DATA EXTRACTS section start

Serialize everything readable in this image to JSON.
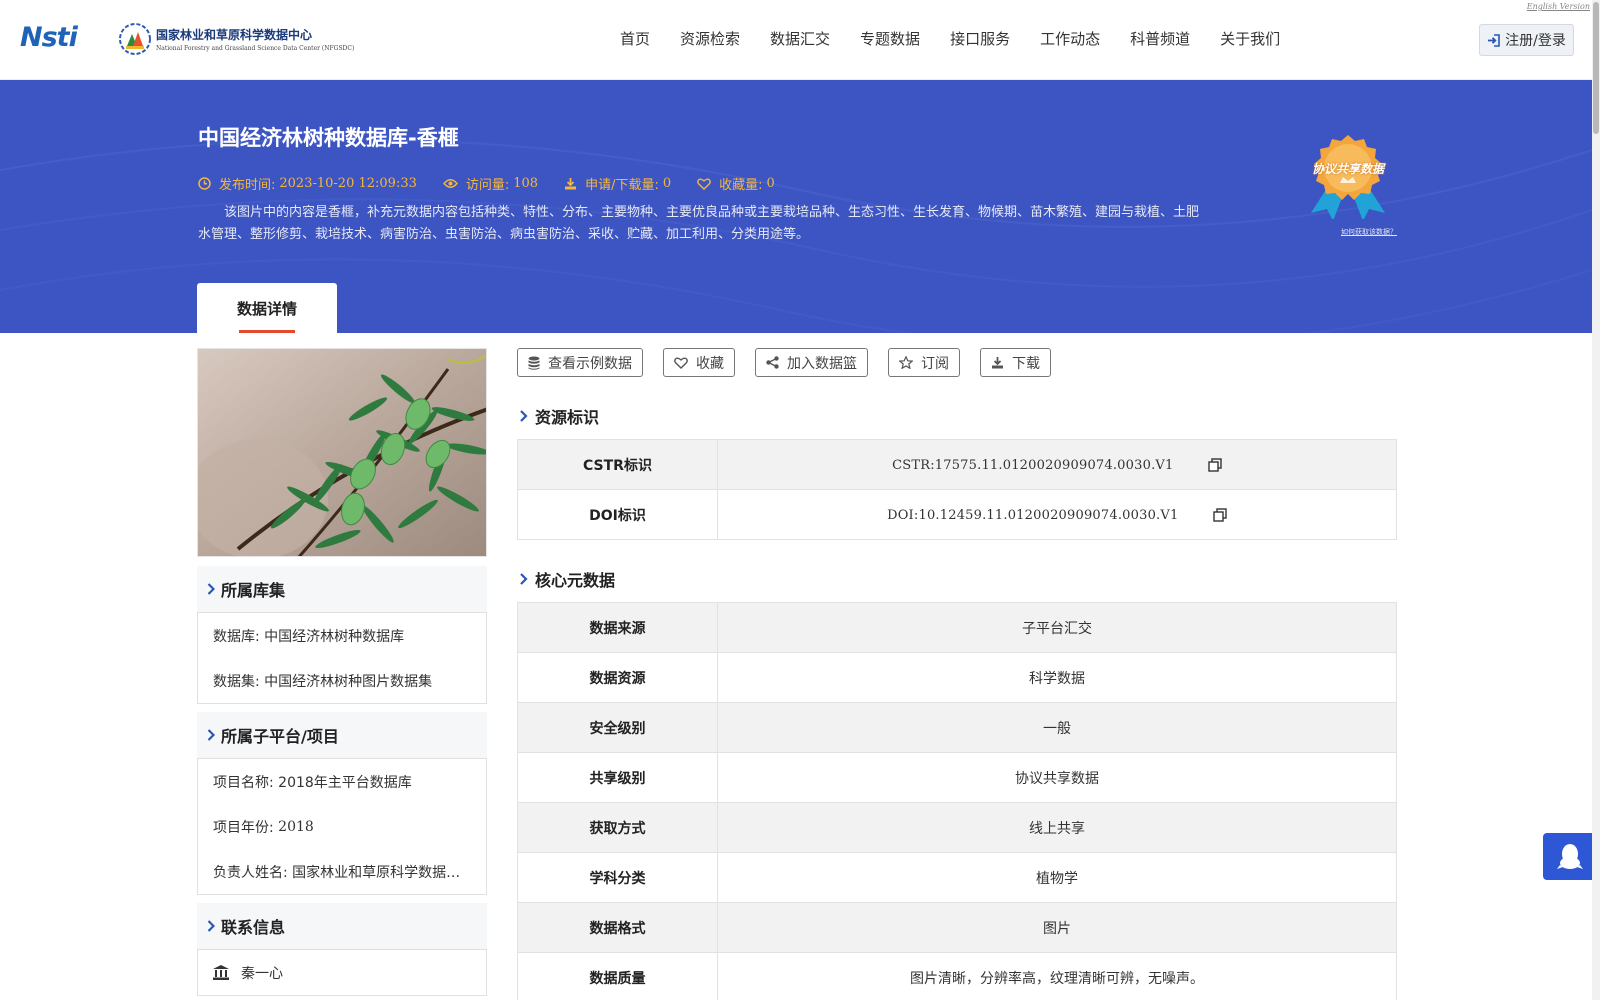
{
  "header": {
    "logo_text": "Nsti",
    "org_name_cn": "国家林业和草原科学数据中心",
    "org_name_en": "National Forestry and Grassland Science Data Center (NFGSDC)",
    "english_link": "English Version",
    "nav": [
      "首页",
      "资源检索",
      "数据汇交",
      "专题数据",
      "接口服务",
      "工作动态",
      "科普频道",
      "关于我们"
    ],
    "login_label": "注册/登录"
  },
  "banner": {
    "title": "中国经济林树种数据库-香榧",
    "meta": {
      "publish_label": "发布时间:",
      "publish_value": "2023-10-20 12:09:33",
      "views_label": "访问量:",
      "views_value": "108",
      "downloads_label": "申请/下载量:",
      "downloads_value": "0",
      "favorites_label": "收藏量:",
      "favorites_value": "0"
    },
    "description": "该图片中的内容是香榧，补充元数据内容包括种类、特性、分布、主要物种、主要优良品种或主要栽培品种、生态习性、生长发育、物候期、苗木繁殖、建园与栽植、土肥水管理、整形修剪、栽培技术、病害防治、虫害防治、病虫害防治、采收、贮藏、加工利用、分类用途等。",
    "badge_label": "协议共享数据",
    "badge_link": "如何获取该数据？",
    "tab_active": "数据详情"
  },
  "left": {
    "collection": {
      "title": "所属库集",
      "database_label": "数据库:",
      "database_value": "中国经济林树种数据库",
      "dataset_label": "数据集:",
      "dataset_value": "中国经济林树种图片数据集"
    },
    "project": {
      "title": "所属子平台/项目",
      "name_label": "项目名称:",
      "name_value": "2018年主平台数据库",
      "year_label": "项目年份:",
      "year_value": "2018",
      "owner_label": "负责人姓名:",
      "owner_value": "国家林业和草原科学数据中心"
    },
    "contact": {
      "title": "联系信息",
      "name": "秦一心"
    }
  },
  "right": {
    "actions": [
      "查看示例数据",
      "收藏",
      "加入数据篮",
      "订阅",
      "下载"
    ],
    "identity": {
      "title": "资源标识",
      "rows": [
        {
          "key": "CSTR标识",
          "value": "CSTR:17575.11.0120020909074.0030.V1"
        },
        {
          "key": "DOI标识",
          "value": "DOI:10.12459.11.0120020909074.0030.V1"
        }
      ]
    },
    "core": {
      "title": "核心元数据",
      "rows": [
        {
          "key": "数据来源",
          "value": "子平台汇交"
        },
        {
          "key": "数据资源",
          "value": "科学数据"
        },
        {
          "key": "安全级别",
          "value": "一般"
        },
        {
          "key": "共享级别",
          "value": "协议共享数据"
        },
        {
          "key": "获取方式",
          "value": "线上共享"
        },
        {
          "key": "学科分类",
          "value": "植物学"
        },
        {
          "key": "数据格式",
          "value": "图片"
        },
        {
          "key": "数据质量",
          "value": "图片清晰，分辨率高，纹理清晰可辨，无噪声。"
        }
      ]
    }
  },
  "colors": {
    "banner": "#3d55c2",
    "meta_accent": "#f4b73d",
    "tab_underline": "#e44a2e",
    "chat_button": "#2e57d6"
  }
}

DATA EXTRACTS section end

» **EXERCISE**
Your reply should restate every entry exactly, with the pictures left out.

» **RESULT BELOW**
Serialize everything readable in this image to JSON.
{
  "header": {
    "logo_text": "Nsti",
    "org_name_cn": "国家林业和草原科学数据中心",
    "org_name_en": "National Forestry and Grassland Science Data Center (NFGSDC)",
    "english_link": "English Version",
    "nav": [
      "首页",
      "资源检索",
      "数据汇交",
      "专题数据",
      "接口服务",
      "工作动态",
      "科普频道",
      "关于我们"
    ],
    "login_label": "注册/登录"
  },
  "banner": {
    "title": "中国经济林树种数据库-香榧",
    "meta": {
      "publish_label": "发布时间:",
      "publish_value": "2023-10-20 12:09:33",
      "views_label": "访问量:",
      "views_value": "108",
      "downloads_label": "申请/下载量:",
      "downloads_value": "0",
      "favorites_label": "收藏量:",
      "favorites_value": "0"
    },
    "description": "该图片中的内容是香榧，补充元数据内容包括种类、特性、分布、主要物种、主要优良品种或主要栽培品种、生态习性、生长发育、物候期、苗木繁殖、建园与栽植、土肥水管理、整形修剪、栽培技术、病害防治、虫害防治、病虫害防治、采收、贮藏、加工利用、分类用途等。",
    "badge_label": "协议共享数据",
    "badge_link": "如何获取该数据？",
    "tab_active": "数据详情"
  },
  "left": {
    "collection": {
      "title": "所属库集",
      "database_label": "数据库:",
      "database_value": "中国经济林树种数据库",
      "dataset_label": "数据集:",
      "dataset_value": "中国经济林树种图片数据集"
    },
    "project": {
      "title": "所属子平台/项目",
      "name_label": "项目名称:",
      "name_value": "2018年主平台数据库",
      "year_label": "项目年份:",
      "year_value": "2018",
      "owner_label": "负责人姓名:",
      "owner_value": "国家林业和草原科学数据中心"
    },
    "contact": {
      "title": "联系信息",
      "name": "秦一心"
    }
  },
  "right": {
    "actions": [
      "查看示例数据",
      "收藏",
      "加入数据篮",
      "订阅",
      "下载"
    ],
    "identity": {
      "title": "资源标识",
      "rows": [
        {
          "key": "CSTR标识",
          "value": "CSTR:17575.11.0120020909074.0030.V1"
        },
        {
          "key": "DOI标识",
          "value": "DOI:10.12459.11.0120020909074.0030.V1"
        }
      ]
    },
    "core": {
      "title": "核心元数据",
      "rows": [
        {
          "key": "数据来源",
          "value": "子平台汇交"
        },
        {
          "key": "数据资源",
          "value": "科学数据"
        },
        {
          "key": "安全级别",
          "value": "一般"
        },
        {
          "key": "共享级别",
          "value": "协议共享数据"
        },
        {
          "key": "获取方式",
          "value": "线上共享"
        },
        {
          "key": "学科分类",
          "value": "植物学"
        },
        {
          "key": "数据格式",
          "value": "图片"
        },
        {
          "key": "数据质量",
          "value": "图片清晰，分辨率高，纹理清晰可辨，无噪声。"
        }
      ]
    }
  },
  "colors": {
    "banner": "#3d55c2",
    "meta_accent": "#f4b73d",
    "tab_underline": "#e44a2e",
    "chat_button": "#2e57d6"
  }
}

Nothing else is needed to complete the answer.